Input for this task:

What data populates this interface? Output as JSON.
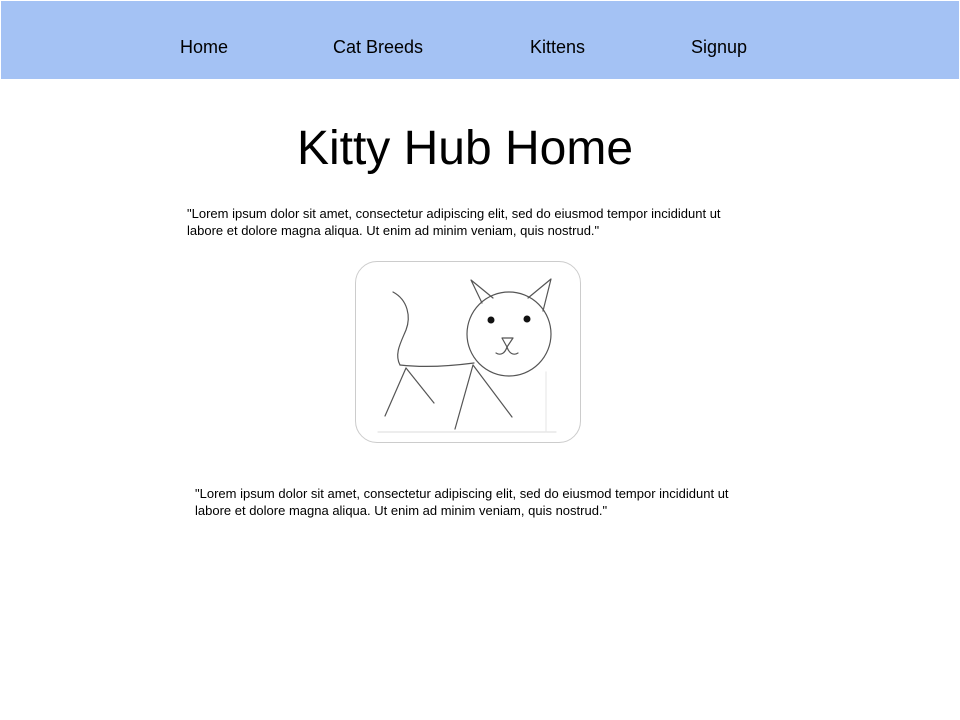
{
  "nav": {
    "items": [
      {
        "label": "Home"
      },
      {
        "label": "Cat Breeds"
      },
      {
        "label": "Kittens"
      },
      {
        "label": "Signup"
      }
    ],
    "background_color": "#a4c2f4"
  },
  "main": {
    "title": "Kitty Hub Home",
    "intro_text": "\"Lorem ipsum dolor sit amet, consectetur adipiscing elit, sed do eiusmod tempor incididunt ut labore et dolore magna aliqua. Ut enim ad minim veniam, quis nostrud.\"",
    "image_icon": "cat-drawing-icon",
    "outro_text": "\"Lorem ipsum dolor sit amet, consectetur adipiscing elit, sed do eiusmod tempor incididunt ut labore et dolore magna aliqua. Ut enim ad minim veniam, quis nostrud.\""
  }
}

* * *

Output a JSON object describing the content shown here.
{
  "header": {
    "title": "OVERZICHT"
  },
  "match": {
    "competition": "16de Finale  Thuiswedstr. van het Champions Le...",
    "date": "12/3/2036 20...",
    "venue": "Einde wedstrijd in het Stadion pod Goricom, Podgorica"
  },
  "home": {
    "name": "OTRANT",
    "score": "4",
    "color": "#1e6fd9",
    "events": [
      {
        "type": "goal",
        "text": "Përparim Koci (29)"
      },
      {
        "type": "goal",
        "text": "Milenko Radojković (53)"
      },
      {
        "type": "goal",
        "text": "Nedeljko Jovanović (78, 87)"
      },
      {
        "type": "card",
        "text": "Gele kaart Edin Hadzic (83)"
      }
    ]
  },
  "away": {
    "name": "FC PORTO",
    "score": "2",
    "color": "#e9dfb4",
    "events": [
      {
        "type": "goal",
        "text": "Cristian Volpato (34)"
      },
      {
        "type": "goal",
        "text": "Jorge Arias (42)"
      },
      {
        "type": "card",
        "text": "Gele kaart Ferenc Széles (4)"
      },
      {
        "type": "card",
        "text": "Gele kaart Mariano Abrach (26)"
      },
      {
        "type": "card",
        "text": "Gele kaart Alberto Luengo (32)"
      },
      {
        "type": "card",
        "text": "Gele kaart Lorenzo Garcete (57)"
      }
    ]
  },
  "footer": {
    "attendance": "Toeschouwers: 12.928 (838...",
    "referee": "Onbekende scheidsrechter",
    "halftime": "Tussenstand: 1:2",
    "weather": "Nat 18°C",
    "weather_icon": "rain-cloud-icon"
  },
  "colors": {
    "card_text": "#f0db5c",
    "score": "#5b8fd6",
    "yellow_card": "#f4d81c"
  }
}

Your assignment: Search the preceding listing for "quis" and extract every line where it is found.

Completed exercise:
    "intro_text": "\"Lorem ipsum dolor sit amet, consectetur adipiscing elit, sed do eiusmod tempor incididunt ut labore et dolore magna aliqua. Ut enim ad minim veniam, quis nostrud.\"",
    "outro_text": "\"Lorem ipsum dolor sit amet, consectetur adipiscing elit, sed do eiusmod tempor incididunt ut labore et dolore magna aliqua. Ut enim ad minim veniam, quis nostrud.\""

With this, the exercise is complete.